Task details: Scan the material below for lines with the word "image" and report how many there are, with nothing added.

────────────────────

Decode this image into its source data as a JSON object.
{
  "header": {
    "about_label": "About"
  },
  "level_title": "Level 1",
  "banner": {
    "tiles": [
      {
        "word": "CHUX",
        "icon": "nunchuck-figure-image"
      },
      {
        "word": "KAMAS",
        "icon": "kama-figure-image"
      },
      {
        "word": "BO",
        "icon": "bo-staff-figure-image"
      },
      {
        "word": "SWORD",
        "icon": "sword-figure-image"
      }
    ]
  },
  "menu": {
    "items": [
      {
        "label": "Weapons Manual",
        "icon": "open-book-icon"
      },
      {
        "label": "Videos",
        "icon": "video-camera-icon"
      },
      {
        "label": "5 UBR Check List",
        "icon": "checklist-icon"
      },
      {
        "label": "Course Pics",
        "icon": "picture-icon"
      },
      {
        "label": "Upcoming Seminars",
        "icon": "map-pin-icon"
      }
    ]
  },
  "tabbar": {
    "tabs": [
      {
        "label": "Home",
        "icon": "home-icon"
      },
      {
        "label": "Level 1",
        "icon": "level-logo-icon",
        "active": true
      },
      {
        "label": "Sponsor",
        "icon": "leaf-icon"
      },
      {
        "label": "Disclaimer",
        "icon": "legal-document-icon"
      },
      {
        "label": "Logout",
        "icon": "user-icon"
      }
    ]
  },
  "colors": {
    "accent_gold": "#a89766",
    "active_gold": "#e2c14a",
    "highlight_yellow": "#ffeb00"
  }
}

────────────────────

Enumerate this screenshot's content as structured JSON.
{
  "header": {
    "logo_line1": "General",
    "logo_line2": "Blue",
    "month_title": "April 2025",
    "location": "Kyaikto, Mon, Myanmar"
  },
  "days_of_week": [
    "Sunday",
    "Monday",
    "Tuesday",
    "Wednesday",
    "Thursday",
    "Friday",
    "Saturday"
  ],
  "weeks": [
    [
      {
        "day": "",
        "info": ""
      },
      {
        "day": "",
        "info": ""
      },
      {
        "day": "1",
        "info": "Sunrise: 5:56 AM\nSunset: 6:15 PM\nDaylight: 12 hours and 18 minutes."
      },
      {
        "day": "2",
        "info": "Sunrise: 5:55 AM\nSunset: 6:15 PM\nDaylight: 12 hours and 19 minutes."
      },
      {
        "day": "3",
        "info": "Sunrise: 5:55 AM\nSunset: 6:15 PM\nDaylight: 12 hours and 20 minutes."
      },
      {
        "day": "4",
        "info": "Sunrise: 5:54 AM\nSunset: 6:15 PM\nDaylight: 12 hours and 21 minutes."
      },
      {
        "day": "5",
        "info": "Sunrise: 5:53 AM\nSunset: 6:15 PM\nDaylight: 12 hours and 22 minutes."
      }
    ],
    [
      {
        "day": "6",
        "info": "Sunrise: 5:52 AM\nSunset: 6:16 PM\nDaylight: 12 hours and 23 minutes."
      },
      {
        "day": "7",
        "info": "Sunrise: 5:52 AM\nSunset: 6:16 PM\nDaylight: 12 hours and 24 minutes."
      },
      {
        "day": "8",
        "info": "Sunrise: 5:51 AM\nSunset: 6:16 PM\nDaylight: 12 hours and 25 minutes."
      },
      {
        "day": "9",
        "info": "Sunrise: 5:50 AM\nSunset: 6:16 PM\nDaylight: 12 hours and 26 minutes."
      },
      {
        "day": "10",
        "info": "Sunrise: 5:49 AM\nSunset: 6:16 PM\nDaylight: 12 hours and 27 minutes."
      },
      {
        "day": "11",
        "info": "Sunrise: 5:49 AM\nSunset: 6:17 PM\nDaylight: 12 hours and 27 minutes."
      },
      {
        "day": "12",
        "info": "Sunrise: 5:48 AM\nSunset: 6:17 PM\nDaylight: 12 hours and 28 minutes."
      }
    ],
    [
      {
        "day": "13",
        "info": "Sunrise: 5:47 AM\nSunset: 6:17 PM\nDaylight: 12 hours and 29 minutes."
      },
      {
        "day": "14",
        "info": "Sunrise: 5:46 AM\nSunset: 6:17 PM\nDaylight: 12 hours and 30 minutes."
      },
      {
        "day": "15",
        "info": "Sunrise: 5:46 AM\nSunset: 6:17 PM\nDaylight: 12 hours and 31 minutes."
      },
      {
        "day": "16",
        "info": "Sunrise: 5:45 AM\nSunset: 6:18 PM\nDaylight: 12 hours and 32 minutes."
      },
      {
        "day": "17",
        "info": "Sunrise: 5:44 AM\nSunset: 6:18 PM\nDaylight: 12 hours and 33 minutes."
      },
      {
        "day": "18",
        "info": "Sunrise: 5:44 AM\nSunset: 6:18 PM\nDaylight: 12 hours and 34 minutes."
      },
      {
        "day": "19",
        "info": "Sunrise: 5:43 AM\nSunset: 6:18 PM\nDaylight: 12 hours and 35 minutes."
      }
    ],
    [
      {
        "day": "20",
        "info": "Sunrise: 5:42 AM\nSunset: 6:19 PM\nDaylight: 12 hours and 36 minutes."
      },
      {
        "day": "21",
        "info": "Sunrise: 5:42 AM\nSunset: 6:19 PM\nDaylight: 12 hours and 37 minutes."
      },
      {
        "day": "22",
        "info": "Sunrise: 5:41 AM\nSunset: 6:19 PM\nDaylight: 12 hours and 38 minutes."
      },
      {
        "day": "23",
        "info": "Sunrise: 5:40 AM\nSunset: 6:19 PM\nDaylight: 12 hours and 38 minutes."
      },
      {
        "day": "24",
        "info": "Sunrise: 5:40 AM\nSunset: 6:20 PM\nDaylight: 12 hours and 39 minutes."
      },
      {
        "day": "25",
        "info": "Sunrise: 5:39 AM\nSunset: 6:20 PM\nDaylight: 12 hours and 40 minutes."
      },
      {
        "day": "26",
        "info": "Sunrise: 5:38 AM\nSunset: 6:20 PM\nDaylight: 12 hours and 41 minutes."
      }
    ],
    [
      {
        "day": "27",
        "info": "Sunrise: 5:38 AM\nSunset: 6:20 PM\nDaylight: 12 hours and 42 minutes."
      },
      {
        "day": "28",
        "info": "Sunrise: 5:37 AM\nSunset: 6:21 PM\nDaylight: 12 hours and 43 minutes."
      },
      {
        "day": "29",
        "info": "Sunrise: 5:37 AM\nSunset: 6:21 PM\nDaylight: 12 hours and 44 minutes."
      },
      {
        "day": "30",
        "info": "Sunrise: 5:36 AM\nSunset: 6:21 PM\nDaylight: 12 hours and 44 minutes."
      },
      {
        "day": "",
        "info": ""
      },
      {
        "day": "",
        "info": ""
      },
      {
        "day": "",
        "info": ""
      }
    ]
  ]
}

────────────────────

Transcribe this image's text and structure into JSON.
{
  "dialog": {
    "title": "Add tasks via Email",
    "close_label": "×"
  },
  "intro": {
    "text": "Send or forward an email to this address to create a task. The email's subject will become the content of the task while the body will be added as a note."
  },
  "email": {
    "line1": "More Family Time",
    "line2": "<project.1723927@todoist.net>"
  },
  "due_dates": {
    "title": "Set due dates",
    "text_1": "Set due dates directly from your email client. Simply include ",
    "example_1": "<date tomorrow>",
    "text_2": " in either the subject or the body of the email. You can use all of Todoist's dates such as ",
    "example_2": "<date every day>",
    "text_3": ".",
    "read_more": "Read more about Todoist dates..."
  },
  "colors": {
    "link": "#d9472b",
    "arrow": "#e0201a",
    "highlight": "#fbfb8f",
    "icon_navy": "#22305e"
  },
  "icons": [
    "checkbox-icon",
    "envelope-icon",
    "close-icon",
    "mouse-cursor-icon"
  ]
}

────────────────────

Written answer: 6